The flower clusters look yellowish instead of white, as expected because of the white petals. Up close, though, you understand: Most flowers in the picture have lost some or all of their white petals, leaving only the maturing fruits and their yellowish-green sepals. Maybe because nowadays most afternoons we have showers or downpours that beat upon the flowers, on this branch it was hard to find a single blossom retaining all its petals. Many blossoms bore just the large petal at the top, (the "standard," or "banner," in Bean Flower terminology, and this is clearly a bean flower). Below, you can see a flower with its standard and one narrow "wing":
Three features are worth noting on that blossom. First, though the slender "wing" petal is all white, the big banner bears raspberry-color blotches. Also, the green calyx tube bears similarly colored, wartlike glands, and; the sepals are unusually large, and broadest at or above their middles.
The oversized, paddle-shaped (obovate) sepals and raspberry-colored glands reminded me that I knew this tree. In November, 2009 we saw Kikché, Apoplanesia paniculata, heavily laden with crowded clusters of tan-colored fruits, each small fruit bearing five much-enlarged, papery, paddle-shaped sepals, which apparently served for wind dissemination. The tree's small, one-seeded legumes were freckled with tiny, raspberry-colored glands just like the ones on our flower's calyx. Kikché's one-seeded legumes, oversized sepals, and its raspberry glands, are very peculiar for the Bean Family.
We didn't get to see flowers on our fruiting 2009 tree, so now it's good to meet them.

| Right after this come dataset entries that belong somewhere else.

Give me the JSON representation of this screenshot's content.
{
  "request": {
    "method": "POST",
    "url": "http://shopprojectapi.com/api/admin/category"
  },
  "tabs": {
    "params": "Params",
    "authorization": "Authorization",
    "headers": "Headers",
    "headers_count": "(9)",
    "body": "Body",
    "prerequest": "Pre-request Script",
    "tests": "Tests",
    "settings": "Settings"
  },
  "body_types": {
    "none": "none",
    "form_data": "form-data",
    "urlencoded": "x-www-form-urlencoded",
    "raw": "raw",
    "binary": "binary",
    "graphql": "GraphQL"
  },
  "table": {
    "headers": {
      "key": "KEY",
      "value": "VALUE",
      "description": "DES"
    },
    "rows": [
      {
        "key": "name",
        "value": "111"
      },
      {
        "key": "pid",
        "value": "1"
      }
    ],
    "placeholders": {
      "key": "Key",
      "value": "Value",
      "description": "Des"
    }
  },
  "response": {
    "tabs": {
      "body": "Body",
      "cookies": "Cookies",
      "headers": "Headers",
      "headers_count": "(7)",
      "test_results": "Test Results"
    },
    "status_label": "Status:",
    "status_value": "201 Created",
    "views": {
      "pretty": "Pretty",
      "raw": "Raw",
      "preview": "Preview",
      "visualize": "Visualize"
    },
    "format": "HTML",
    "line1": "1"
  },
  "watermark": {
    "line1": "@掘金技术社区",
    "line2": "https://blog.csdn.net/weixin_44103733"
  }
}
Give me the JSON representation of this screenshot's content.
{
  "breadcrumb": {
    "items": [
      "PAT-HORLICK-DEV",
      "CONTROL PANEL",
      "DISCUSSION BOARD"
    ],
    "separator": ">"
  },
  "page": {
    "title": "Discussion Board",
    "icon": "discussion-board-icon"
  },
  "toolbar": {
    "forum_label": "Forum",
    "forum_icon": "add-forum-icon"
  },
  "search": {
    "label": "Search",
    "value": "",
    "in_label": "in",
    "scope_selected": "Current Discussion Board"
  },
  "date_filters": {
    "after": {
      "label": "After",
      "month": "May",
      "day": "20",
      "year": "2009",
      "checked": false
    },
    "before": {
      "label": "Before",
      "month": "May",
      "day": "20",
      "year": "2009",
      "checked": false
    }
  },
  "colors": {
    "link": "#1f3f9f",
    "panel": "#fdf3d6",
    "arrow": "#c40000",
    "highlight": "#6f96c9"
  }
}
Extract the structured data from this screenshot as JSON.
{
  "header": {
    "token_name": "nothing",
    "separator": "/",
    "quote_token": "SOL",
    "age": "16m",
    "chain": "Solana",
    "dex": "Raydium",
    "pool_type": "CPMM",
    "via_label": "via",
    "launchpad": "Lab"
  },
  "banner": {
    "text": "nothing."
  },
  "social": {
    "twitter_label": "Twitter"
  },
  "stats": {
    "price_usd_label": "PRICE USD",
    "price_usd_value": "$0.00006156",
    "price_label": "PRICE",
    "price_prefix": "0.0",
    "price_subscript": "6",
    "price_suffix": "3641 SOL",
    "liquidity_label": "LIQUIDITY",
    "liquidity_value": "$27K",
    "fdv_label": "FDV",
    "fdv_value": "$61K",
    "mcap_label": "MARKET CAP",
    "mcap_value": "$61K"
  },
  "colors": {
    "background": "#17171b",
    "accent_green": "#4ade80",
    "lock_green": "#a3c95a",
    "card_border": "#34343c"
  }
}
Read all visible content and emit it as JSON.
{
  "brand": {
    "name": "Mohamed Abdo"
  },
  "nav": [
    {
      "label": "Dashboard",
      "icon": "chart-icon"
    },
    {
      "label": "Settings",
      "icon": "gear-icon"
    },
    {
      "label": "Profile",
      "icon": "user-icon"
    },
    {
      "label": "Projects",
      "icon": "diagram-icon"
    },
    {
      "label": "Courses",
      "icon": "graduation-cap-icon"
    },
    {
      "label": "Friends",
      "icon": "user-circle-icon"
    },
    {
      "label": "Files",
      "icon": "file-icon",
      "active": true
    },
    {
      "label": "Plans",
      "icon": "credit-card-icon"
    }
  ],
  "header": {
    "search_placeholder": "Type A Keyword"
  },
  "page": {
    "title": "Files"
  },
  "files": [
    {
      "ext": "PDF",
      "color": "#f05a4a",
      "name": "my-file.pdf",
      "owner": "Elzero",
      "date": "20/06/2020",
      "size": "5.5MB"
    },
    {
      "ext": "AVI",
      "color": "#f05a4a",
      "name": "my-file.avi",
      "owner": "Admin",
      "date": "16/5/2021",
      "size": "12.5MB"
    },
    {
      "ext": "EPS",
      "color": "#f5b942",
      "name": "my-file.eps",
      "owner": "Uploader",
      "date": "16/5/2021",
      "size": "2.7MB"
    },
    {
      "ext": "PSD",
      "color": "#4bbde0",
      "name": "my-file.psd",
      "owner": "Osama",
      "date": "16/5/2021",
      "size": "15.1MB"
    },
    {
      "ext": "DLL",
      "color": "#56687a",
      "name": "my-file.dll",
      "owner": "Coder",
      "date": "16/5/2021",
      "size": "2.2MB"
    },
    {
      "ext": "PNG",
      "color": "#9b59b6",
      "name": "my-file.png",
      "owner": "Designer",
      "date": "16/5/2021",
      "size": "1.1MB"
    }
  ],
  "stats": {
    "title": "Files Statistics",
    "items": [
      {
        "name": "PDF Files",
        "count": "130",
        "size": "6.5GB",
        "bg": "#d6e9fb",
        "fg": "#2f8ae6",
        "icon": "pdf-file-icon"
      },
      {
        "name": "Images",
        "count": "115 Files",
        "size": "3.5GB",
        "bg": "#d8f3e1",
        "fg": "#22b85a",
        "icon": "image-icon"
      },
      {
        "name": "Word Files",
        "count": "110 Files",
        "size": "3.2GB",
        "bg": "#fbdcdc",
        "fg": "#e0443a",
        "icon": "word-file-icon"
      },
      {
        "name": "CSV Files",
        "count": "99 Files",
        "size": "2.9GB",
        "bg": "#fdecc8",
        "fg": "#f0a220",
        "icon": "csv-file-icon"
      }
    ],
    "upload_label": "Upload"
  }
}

When I arrived in Yaxunah three weeks ago another big Kikché at the Community Center was dropping a heavy crop of five-winged legumes, so -- also remembering that our 2009 tree was fruiting in November -- my impression is that Kikché can flower and fruit throughout the year.
The red glands remind us of an interesting feature of Kikché: A machete chop into its trunk brings forth a reddish sap. In ancient Maya times Kikché was one of the most important sources for a red dye used for painting murals.